Source records
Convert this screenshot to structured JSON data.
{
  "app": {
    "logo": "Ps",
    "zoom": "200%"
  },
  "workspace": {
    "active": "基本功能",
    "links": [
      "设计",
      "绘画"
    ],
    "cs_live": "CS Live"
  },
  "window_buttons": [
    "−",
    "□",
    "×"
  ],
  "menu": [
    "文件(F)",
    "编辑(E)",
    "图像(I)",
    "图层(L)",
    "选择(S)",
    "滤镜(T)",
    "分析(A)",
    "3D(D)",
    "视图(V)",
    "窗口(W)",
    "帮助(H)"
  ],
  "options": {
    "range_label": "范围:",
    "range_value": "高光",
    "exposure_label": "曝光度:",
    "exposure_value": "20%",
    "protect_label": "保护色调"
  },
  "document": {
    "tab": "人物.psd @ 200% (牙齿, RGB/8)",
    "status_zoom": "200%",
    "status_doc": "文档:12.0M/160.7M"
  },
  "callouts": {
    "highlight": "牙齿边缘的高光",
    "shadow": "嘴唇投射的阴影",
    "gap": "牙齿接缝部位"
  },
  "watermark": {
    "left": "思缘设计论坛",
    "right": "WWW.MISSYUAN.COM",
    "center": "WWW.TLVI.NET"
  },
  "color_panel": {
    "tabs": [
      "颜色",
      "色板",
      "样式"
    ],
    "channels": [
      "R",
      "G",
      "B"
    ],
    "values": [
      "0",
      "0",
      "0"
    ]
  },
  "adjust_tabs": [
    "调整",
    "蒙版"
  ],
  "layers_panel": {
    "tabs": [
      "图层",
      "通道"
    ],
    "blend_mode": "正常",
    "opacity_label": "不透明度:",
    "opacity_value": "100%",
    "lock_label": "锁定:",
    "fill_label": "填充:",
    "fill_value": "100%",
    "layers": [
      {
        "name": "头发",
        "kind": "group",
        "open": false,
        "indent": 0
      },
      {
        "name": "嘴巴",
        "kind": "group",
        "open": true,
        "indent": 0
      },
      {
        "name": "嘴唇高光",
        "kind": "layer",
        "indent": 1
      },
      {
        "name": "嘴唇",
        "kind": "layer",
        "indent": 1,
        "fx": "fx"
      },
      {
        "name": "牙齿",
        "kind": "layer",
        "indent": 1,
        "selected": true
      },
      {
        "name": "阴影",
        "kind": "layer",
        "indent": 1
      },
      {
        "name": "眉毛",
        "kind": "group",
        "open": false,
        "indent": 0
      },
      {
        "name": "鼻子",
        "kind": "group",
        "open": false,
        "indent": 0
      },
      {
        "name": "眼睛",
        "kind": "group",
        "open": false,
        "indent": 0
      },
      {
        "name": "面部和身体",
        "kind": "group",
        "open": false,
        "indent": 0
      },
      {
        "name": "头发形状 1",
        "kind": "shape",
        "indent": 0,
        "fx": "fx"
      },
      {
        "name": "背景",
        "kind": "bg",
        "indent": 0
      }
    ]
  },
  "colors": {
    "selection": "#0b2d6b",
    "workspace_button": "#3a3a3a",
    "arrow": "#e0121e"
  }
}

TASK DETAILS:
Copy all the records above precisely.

THE COMPLETED TASK:
Convert this screenshot to structured JSON data.
{
  "app": {
    "logo": "Ps",
    "zoom": "200%"
  },
  "workspace": {
    "active": "基本功能",
    "links": [
      "设计",
      "绘画"
    ],
    "cs_live": "CS Live"
  },
  "window_buttons": [
    "−",
    "□",
    "×"
  ],
  "menu": [
    "文件(F)",
    "编辑(E)",
    "图像(I)",
    "图层(L)",
    "选择(S)",
    "滤镜(T)",
    "分析(A)",
    "3D(D)",
    "视图(V)",
    "窗口(W)",
    "帮助(H)"
  ],
  "options": {
    "range_label": "范围:",
    "range_value": "高光",
    "exposure_label": "曝光度:",
    "exposure_value": "20%",
    "protect_label": "保护色调"
  },
  "document": {
    "tab": "人物.psd @ 200% (牙齿, RGB/8)",
    "status_zoom": "200%",
    "status_doc": "文档:12.0M/160.7M"
  },
  "callouts": {
    "highlight": "牙齿边缘的高光",
    "shadow": "嘴唇投射的阴影",
    "gap": "牙齿接缝部位"
  },
  "watermark": {
    "left": "思缘设计论坛",
    "right": "WWW.MISSYUAN.COM",
    "center": "WWW.TLVI.NET"
  },
  "color_panel": {
    "tabs": [
      "颜色",
      "色板",
      "样式"
    ],
    "channels": [
      "R",
      "G",
      "B"
    ],
    "values": [
      "0",
      "0",
      "0"
    ]
  },
  "adjust_tabs": [
    "调整",
    "蒙版"
  ],
  "layers_panel": {
    "tabs": [
      "图层",
      "通道"
    ],
    "blend_mode": "正常",
    "opacity_label": "不透明度:",
    "opacity_value": "100%",
    "lock_label": "锁定:",
    "fill_label": "填充:",
    "fill_value": "100%",
    "layers": [
      {
        "name": "头发",
        "kind": "group",
        "open": false,
        "indent": 0
      },
      {
        "name": "嘴巴",
        "kind": "group",
        "open": true,
        "indent": 0
      },
      {
        "name": "嘴唇高光",
        "kind": "layer",
        "indent": 1
      },
      {
        "name": "嘴唇",
        "kind": "layer",
        "indent": 1,
        "fx": "fx"
      },
      {
        "name": "牙齿",
        "kind": "layer",
        "indent": 1,
        "selected": true
      },
      {
        "name": "阴影",
        "kind": "layer",
        "indent": 1
      },
      {
        "name": "眉毛",
        "kind": "group",
        "open": false,
        "indent": 0
      },
      {
        "name": "鼻子",
        "kind": "group",
        "open": false,
        "indent": 0
      },
      {
        "name": "眼睛",
        "kind": "group",
        "open": false,
        "indent": 0
      },
      {
        "name": "面部和身体",
        "kind": "group",
        "open": false,
        "indent": 0
      },
      {
        "name": "头发形状 1",
        "kind": "shape",
        "indent": 0,
        "fx": "fx"
      },
      {
        "name": "背景",
        "kind": "bg",
        "indent": 0
      }
    ]
  },
  "colors": {
    "selection": "#0b2d6b",
    "workspace_button": "#3a3a3a",
    "arrow": "#e0121e"
  }
}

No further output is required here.